May 24, 2024

Haka, bro connections, and more: Things to watch out for in FIBA World Cup

Haka, bro connections, and more: Things to watch out for in FIBA World Cup
Art by Royce Nicdao, One Sports

There's plenty of reasons to watch the FIBA World Cup starting this August.

Check out some of the fun stuff to catch, whether in the Smart Araneta Coliseum, the Mall of Asia Arena, and the Philippine Arena here in the Philippines; in the Okinawa Arena in Japan; or in the Indonesia Arena in Indonesia.

The Haka

New Zealand's ceremonial Maori dance will never fail to be captivating. It is usually performed to display a tribe's pride, strength, and unity. Witnessing it live often results in spine tingles and goosebumps all around. It's also cool to see how the other team reacts to the challenge.

Check out the Tall Blacks' haka against Gilas Pilipinas right inside the Mall of Asia Arena.

  

Scoring bros are the best bros

Splash Brothers who?

There's nothing better than brotherly love when it comes to team chemistry. Pau and Marc Gasol showed it when they won the World Cup for Spain in 2006. Juancho and Willy Hernangomez delivered it once again in 2019 and in EuroBasket 2022.

  

There's a reason why Willy was named EuroBasket MVP.

  

In 2023, the Hernangomez brothers are expected to bolster the number 1 team in the world, which is drawn in Group G and will play its preliminary round games in Indonesia.

In Group E, Franz and Moritz Wagner could also suit up for Germany. Franz was key to the Deutschland's third place finish in EuroBasket 2022.

 

Moritz, meanwhile, was part of Germany's Tokyo 2020 squad.

  

Other brothers who have played in FIBA competitions and could play in the World Cup are Goran and Zoran Dragic of Slovenia in Group F at the Okinawa Arena; Giannis Antetokounmpo and brothers Thanasis and Kostas of Greece in Group C at the Mall of Asia Arena; and Kiefer and Thirdy Ravena for Gilas Pilipinas in Group A at the Smart Araneta Coliseum.

  

  

It starts and ends with the coach
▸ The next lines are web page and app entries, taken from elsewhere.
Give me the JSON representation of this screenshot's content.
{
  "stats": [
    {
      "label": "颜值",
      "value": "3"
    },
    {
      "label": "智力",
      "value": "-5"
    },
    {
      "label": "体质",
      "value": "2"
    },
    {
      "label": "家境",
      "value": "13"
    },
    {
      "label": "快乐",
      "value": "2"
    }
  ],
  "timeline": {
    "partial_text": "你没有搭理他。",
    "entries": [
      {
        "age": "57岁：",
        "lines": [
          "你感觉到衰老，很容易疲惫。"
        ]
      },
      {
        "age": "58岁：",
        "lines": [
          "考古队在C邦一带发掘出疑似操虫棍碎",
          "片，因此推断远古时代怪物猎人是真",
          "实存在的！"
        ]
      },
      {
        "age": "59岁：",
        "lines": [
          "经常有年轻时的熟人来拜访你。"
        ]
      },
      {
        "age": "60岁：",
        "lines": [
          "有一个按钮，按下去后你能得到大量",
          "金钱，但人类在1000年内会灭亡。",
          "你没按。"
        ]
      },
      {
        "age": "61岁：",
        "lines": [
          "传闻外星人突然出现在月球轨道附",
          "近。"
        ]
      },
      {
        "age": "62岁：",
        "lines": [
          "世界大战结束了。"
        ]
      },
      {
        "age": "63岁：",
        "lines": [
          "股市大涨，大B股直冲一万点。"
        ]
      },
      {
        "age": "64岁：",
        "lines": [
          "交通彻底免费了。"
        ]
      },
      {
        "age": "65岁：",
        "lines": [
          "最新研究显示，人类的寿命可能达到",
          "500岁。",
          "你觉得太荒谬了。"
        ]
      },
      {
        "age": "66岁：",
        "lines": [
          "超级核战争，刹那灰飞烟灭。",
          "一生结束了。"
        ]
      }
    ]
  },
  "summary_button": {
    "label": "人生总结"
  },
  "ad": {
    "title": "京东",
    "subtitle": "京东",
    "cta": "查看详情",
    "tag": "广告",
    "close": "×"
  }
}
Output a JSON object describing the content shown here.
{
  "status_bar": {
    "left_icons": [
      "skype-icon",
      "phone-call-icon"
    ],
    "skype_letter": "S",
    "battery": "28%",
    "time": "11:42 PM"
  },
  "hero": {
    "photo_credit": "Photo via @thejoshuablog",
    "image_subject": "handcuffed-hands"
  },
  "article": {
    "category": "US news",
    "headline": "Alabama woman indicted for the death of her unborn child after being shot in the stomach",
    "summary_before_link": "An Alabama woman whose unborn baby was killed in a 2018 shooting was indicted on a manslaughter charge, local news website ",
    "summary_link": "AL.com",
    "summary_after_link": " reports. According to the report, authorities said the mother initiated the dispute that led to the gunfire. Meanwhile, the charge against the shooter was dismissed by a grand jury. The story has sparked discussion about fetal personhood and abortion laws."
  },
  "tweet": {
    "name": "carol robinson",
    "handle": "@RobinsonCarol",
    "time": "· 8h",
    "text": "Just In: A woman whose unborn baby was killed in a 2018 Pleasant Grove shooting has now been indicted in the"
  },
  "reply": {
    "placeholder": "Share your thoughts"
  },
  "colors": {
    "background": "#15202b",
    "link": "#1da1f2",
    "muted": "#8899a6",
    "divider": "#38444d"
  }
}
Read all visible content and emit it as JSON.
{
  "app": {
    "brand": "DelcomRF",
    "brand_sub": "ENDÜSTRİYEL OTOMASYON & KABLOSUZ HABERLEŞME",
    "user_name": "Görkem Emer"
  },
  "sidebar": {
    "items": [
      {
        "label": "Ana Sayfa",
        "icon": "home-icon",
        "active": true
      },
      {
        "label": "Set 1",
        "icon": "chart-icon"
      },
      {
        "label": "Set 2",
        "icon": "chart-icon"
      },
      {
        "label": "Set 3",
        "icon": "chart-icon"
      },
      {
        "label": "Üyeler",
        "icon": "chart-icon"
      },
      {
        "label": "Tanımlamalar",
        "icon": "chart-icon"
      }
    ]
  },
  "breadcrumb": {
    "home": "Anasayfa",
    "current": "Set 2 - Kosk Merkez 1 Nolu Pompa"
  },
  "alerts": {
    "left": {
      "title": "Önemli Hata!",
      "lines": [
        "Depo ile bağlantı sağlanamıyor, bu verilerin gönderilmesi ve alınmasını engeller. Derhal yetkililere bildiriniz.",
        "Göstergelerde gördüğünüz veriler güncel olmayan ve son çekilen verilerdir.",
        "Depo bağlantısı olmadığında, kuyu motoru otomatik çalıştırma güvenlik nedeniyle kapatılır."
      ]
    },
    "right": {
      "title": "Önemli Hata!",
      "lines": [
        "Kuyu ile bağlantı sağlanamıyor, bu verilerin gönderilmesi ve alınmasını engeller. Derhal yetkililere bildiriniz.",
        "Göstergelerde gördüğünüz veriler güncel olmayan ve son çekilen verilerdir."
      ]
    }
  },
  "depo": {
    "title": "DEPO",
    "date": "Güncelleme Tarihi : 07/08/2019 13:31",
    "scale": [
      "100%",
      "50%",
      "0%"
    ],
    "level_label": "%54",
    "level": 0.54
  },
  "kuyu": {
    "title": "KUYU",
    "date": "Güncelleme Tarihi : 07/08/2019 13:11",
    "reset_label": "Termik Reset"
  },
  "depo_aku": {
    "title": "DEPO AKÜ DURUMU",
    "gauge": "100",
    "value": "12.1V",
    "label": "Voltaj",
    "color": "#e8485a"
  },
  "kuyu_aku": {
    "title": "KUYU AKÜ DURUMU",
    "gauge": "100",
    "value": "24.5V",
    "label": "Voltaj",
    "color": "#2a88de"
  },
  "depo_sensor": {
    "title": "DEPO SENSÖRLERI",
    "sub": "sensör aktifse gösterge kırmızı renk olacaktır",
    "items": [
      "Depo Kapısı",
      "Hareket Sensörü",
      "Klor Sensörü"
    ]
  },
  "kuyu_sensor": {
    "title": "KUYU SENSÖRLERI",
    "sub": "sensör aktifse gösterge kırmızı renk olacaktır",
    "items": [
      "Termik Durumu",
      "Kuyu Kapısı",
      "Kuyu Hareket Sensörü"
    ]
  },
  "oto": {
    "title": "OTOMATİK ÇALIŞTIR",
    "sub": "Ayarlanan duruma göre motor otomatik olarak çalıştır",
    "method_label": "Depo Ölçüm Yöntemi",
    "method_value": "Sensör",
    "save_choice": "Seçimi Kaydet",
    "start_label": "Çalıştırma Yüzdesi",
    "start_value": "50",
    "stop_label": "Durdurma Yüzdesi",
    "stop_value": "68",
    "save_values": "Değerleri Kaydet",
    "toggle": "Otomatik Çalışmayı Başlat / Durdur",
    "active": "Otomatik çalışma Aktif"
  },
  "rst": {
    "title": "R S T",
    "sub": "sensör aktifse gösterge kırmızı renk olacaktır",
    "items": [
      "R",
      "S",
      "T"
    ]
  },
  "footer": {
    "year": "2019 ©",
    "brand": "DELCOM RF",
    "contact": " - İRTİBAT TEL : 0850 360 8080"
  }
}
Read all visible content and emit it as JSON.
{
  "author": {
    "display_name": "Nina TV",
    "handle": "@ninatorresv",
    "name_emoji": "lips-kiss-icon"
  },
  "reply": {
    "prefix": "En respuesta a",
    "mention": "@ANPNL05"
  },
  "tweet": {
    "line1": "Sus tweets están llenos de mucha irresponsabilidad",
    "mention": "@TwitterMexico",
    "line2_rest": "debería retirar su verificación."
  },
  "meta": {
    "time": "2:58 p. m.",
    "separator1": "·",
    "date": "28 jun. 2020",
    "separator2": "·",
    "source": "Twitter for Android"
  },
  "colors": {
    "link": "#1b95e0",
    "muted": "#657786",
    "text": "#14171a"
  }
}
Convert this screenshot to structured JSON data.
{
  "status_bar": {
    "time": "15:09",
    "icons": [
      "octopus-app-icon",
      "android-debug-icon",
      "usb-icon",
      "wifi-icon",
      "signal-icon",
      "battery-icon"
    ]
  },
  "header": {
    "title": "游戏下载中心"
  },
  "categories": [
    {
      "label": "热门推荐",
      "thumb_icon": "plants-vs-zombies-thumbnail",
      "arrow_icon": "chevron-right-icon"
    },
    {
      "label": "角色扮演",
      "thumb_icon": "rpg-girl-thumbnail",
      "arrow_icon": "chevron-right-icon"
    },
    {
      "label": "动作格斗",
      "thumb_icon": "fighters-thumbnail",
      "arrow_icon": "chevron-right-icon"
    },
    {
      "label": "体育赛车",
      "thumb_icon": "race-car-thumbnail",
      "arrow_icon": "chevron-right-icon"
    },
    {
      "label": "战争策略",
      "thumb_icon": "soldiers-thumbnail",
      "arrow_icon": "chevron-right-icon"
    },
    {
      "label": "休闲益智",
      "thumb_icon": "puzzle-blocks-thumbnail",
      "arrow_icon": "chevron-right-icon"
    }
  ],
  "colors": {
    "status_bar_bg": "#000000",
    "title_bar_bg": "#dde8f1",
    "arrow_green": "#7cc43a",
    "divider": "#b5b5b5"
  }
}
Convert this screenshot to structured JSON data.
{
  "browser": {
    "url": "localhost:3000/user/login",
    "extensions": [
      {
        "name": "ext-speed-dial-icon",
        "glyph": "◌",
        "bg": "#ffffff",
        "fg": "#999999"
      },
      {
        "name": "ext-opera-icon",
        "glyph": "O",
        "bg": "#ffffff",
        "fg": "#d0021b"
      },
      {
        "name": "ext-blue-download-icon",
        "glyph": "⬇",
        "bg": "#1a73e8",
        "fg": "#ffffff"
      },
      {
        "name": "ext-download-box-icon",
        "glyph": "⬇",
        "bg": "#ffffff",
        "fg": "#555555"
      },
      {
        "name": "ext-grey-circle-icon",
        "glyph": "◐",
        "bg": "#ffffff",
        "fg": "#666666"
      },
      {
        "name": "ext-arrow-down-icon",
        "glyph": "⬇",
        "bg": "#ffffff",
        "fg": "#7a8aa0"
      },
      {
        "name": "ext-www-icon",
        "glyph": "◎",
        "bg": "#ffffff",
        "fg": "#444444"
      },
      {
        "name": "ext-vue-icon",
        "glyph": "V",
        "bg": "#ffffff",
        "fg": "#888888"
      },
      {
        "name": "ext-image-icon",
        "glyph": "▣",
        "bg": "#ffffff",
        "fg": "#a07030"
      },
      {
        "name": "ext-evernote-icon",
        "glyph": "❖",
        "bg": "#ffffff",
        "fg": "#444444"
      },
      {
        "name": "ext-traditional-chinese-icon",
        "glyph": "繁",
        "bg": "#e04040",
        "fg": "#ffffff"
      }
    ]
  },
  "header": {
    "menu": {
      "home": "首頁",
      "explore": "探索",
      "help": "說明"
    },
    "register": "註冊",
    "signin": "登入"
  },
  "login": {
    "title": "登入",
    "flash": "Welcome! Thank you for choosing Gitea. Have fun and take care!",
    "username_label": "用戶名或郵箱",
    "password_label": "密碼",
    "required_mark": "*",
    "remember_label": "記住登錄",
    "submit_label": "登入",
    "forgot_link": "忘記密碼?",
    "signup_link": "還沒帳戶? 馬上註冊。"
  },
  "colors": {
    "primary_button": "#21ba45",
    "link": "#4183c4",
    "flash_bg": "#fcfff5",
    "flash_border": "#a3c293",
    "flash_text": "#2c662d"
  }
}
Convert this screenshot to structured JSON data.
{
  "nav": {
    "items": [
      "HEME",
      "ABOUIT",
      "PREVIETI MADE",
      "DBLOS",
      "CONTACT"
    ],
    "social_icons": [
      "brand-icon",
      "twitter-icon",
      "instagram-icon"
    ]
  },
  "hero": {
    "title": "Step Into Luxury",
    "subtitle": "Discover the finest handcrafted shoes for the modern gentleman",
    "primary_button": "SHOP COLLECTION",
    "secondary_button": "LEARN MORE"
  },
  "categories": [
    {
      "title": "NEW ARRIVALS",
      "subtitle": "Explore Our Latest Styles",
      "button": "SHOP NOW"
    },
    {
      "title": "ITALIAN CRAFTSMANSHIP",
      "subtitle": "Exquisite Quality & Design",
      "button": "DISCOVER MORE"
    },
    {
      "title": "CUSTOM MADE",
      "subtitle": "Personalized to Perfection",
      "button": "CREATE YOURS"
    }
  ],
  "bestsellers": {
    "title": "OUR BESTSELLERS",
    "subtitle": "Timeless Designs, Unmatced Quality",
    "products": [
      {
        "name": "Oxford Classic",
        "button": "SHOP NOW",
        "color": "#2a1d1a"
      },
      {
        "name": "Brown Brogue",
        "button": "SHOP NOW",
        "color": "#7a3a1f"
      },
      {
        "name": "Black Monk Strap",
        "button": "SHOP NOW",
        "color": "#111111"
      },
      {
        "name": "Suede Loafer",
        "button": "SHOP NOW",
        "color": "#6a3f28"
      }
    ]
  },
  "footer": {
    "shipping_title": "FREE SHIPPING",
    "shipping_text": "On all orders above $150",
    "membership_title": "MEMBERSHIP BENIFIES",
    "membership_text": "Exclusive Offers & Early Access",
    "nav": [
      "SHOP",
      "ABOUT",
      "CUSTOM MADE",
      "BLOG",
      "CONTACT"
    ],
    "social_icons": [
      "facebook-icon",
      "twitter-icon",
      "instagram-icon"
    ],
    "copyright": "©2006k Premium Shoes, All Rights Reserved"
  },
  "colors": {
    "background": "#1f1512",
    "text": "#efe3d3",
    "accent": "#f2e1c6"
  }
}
EuroBasket 2022 showed coaches' decisions can make or break teams. And the fiery, emotional Gianmarco Pozzecco was a must-watch spectacle as he willed Italy to a stunning upset of powerhouse Serbia and Nikola Jokic in the Round of 16.

It also delivered this golden moment when Pozzecco jumped Greece's Giannis Antetokounmpo for a hug and a cheek kiss in celebration.

And we can expect more fiery coaches come August. One of them would be the Bay Area Dragons' Brian Goorjian as he returns to helm the Boomers of Australia. Who knows, maybe his feisty, no-nonsense style can push Ben Simmons to finally live up to his potential?

Gilas Pilipinas, of course, has the outspoken Chot Reyes at the helm.

  

Short players stand tall

Childe Dundao of Angola is just 167 cm tall. At 5-foot-6, he averaged 12.1 points, 3.1 rebounds, 3.6 assists to help his country qualify for the World Cup. He also casually recorded 3.3 steals per game, leading all players in the African Qualifiers. Height is might for the most part, but players like Dundao show that even small guys can stand tall in hoops.

  

Gilas also knows a thing or two about small but terrible players. Who can forget the 5-foot-10 Jimmy Alapag's booming triples from rainbow country in the 2014 FIBA World Cup?

  

Smallest country, biggest center?

Cape Verde may be the smallest country to qualify for the World Cup, at least for the 2023 edition. But this debutant has one of the tallest players in the competition: 7-foot center Walter "Edy" Tavares.

His most memorable moment is literally shattering the backboard during the AfroBasket, with the score tied at 66 and one minute remaining. That was fun. 

 

Maybe Gilas Pilipinas' 7-foot-3 center Kai Sotto can get his fair share of jams too, though breaking backboards is probably not his cup of tea.

  

Indeed, there is a lot to watch out for in the FIBA World Cup aside from world-class hoops, of course.

How about you, what are you most looking forward to see this August?

(MDB)